▶ _What this task involves_
Leaving the pictures aside, restate all of the data exactly.

▶ _Data excerpts_
*** Block opens ***

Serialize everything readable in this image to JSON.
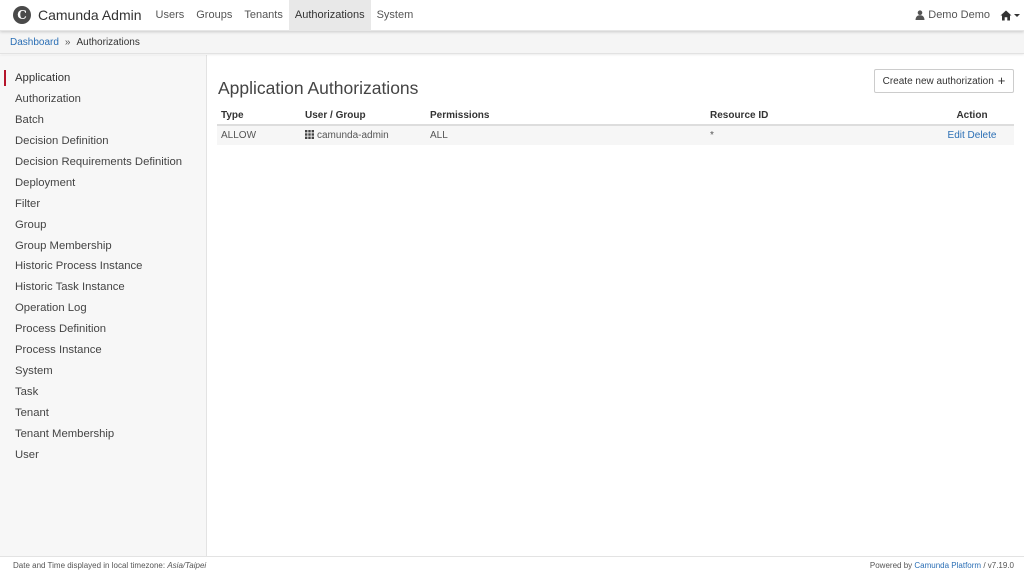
{
  "app": {
    "title": "Camunda Admin",
    "logo_letter": "C"
  },
  "nav": {
    "items": [
      {
        "label": "Users"
      },
      {
        "label": "Groups"
      },
      {
        "label": "Tenants"
      },
      {
        "label": "Authorizations",
        "active": true
      },
      {
        "label": "System"
      }
    ],
    "user_label": "Demo Demo",
    "user_icon": "user-icon",
    "home_icon": "home-icon"
  },
  "breadcrumb": {
    "dashboard": "Dashboard",
    "separator": "»",
    "current": "Authorizations"
  },
  "sidebar": {
    "items": [
      {
        "label": "Application",
        "active": true
      },
      {
        "label": "Authorization"
      },
      {
        "label": "Batch"
      },
      {
        "label": "Decision Definition"
      },
      {
        "label": "Decision Requirements Definition"
      },
      {
        "label": "Deployment"
      },
      {
        "label": "Filter"
      },
      {
        "label": "Group"
      },
      {
        "label": "Group Membership"
      },
      {
        "label": "Historic Process Instance"
      },
      {
        "label": "Historic Task Instance"
      },
      {
        "label": "Operation Log"
      },
      {
        "label": "Process Definition"
      },
      {
        "label": "Process Instance"
      },
      {
        "label": "System"
      },
      {
        "label": "Task"
      },
      {
        "label": "Tenant"
      },
      {
        "label": "Tenant Membership"
      },
      {
        "label": "User"
      }
    ]
  },
  "main": {
    "title": "Application Authorizations",
    "create_button": "Create new authorization",
    "create_icon": "+",
    "table": {
      "headers": {
        "type": "Type",
        "user_group": "User / Group",
        "permissions": "Permissions",
        "resource_id": "Resource ID",
        "action": "Action"
      },
      "rows": [
        {
          "type": "ALLOW",
          "user_group": "camunda-admin",
          "user_group_icon": "group-grid-icon",
          "permissions": "ALL",
          "resource_id": "*",
          "edit": "Edit",
          "delete": "Delete"
        }
      ]
    }
  },
  "footer": {
    "timezone_prefix": "Date and Time displayed in local timezone:",
    "timezone": "Asia/Taipei",
    "powered_by": "Powered by",
    "platform_link": "Camunda Platform",
    "version": "/ v7.19.0"
  },
  "colors": {
    "accent": "#b5152b",
    "link": "#2b6fb5"
  }
}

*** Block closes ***

▶ _Task answer_
Serialize everything readable in this image to JSON.
{
  "app": {
    "title": "Camunda Admin",
    "logo_letter": "C"
  },
  "nav": {
    "items": [
      {
        "label": "Users"
      },
      {
        "label": "Groups"
      },
      {
        "label": "Tenants"
      },
      {
        "label": "Authorizations",
        "active": true
      },
      {
        "label": "System"
      }
    ],
    "user_label": "Demo Demo",
    "user_icon": "user-icon",
    "home_icon": "home-icon"
  },
  "breadcrumb": {
    "dashboard": "Dashboard",
    "separator": "»",
    "current": "Authorizations"
  },
  "sidebar": {
    "items": [
      {
        "label": "Application",
        "active": true
      },
      {
        "label": "Authorization"
      },
      {
        "label": "Batch"
      },
      {
        "label": "Decision Definition"
      },
      {
        "label": "Decision Requirements Definition"
      },
      {
        "label": "Deployment"
      },
      {
        "label": "Filter"
      },
      {
        "label": "Group"
      },
      {
        "label": "Group Membership"
      },
      {
        "label": "Historic Process Instance"
      },
      {
        "label": "Historic Task Instance"
      },
      {
        "label": "Operation Log"
      },
      {
        "label": "Process Definition"
      },
      {
        "label": "Process Instance"
      },
      {
        "label": "System"
      },
      {
        "label": "Task"
      },
      {
        "label": "Tenant"
      },
      {
        "label": "Tenant Membership"
      },
      {
        "label": "User"
      }
    ]
  },
  "main": {
    "title": "Application Authorizations",
    "create_button": "Create new authorization",
    "create_icon": "+",
    "table": {
      "headers": {
        "type": "Type",
        "user_group": "User / Group",
        "permissions": "Permissions",
        "resource_id": "Resource ID",
        "action": "Action"
      },
      "rows": [
        {
          "type": "ALLOW",
          "user_group": "camunda-admin",
          "user_group_icon": "group-grid-icon",
          "permissions": "ALL",
          "resource_id": "*",
          "edit": "Edit",
          "delete": "Delete"
        }
      ]
    }
  },
  "footer": {
    "timezone_prefix": "Date and Time displayed in local timezone:",
    "timezone": "Asia/Taipei",
    "powered_by": "Powered by",
    "platform_link": "Camunda Platform",
    "version": "/ v7.19.0"
  },
  "colors": {
    "accent": "#b5152b",
    "link": "#2b6fb5"
  }
}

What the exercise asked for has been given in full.